Your company has a job to be filled and you really want to find that professional whose skills and personality complement the business. Many companies, however, forget that the hiring process goes both ways: the candidate evaluates the organization as much as the company evaluates him or her. That evaluation begins long before the interview. Will your selection process alienate that practically perfect prospect?
Prospects for hire spend considerable time and energy researching companies for which they’d like to work. They go online to review company reputations and come to interviews armed with more information than ever. In his article “11 Recruiting Practices that Alienate Potential Talent and Damage Your Brand,” Organizational change and HR transformation consultant Dr. Bruce Pereira emphasizes that the old “take or leave it” attitude simply won’t fly anymore. Just because open positions get filled doesn’t mean the company’s hiring practices found the best people to fill them.
Actions and attitudes that practically guarantee a candidate’s voluntary withdrawal from the process include disrespect, rudeness, ignorance (on the part of the person conducting the interview), excessive (and pointless) testing, panel interviews, and wasted time (the candidate’s). If your interview process focuses on checking off list items or otherwise treats the candidate who has invested time and perhaps invested in travel as lacking in value, then you’ve lost someone who could have been a great employee.
Other turn-offs, says Mary Lorenz in her article “How to Lose Candidates and Alienate Prospective Employees,” run the gamut of a poor online reputation, job descriptions littered with grammatical and typographical errors, an arduous and seemingly pointless application process, lack of a social media presence, and “bizarre interview questions” that have nothing to do with the job. Outsourced recruitment, typically driven by finances, also jeopardizes the hiring process. Significant risks of outsourcing include loss of ownership, lost branding, and reduced morale of the company’s employees. Keep an eye on online reviews. In her article “9 Ways to Improve Your Hiring Process,” Marci Martin reported, “69 percent of job seekers said they would not take a job with a company that had a bad reputation, even if they were currently unemployed.”
If your company seems to have difficulty finding good talent to fill those open positions, then perhaps it’s past time to establish a process that will position the organization for success in finding great people. That process begins with the job description. Be specific about what the position entails and what the company is offering. A poorly written job description can deter qualified candidates.
Social media is here to stay. Even if you’re not the guru of Facebook and LinkedIn and whatever other social media platforms are in vogue, that doesn’t mean you can’t use them to good effect. By making your application process user-friendly with mobile devices, you’re increasing the available talent pool.
Ditch the checklist. Skills are important; however, potential can yield tremendous dividends in employee loyalty and performance.

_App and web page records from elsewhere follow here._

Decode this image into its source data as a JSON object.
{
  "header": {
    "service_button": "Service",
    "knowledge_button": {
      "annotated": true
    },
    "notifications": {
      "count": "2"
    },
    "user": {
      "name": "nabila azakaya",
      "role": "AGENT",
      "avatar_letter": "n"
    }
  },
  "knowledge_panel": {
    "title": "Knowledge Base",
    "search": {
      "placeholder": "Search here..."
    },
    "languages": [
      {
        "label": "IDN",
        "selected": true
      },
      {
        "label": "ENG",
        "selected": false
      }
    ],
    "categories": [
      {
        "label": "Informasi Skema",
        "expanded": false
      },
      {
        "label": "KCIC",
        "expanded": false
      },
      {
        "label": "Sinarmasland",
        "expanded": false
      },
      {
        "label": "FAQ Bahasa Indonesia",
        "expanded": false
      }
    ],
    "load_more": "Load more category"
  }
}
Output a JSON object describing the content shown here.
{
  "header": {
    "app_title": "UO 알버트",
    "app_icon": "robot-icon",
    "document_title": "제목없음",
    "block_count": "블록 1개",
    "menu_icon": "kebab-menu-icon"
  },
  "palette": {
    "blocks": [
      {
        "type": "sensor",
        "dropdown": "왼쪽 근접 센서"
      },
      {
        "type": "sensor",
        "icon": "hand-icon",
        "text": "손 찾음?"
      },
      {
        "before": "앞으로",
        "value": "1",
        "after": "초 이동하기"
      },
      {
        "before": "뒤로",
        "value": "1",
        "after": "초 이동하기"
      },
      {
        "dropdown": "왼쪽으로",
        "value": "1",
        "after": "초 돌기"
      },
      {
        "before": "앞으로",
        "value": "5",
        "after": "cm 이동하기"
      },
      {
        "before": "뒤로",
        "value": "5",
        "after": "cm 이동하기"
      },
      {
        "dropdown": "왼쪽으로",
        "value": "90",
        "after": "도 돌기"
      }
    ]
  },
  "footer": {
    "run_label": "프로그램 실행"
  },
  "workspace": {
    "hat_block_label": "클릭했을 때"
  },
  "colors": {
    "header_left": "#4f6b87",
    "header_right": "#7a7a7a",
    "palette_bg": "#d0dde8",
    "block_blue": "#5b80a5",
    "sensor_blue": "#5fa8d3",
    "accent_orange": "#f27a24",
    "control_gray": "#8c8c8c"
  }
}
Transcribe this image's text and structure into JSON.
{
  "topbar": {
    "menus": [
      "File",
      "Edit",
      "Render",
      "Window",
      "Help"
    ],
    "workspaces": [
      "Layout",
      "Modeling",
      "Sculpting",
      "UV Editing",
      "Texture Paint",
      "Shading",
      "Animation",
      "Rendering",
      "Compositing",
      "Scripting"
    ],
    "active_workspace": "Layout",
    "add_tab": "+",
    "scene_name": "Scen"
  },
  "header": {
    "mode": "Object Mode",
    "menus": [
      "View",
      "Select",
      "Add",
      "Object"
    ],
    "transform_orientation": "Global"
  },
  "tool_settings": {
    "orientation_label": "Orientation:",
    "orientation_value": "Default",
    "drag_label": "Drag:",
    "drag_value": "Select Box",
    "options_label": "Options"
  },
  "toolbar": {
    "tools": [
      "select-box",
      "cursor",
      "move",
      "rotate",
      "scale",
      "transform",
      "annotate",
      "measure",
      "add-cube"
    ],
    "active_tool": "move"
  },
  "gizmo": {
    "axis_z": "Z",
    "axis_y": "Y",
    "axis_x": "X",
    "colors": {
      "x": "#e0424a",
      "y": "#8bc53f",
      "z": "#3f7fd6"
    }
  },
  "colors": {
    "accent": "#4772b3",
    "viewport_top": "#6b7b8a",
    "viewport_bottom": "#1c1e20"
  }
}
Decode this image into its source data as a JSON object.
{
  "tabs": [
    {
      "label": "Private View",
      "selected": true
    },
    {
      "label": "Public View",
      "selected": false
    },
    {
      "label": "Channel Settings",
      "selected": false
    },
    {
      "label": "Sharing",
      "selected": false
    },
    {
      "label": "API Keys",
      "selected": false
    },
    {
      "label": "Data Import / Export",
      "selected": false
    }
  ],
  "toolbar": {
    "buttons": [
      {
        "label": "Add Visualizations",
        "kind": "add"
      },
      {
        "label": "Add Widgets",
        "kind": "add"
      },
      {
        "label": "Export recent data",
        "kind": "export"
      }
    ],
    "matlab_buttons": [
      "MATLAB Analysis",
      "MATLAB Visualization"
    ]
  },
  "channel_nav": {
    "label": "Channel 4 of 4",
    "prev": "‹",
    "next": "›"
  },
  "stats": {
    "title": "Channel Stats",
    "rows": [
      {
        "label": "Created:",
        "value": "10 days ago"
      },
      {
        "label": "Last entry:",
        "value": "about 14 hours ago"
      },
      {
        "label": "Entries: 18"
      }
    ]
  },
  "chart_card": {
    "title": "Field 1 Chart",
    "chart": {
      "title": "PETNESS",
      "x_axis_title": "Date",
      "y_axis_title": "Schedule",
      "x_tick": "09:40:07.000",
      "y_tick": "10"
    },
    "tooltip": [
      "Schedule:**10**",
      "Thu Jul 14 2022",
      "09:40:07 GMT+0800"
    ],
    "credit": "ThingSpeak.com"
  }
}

You need someone with the right personality and attitude more than someone with the perfect skill set. Using social media profiles to screen candidates can provide useful insight; it can also appear intrusive and may open the company up to litigation.
Improve interviews by training hiring personnel and asking the right sort of questions. Remember, just because a candidate was terminated from his or her last position does not necessarily mean that he or she would not be a good fit for your company. Dig a little deeper for real insight. Asking a candidate what kind of tree he’d like to be bears no pertinence to the job.
Be honest about the job. Anyone who is ready to commit a third of his or her life to the organization has the right to know the kind of environment in which he or she may be working. Candidates will appreciate a realistic view of the working conditions.
Assess your hiring process to ensure that you’re drawing the right candidates. Admit when something isn’t working well, or at all, and change what’s wrong.
Process affects every aspect of business, including how to get the employees you need to perform the work your company does. The Heggen Group can assist in analyzing your company’s processes to make the best use of talent, whether already employed or prospective.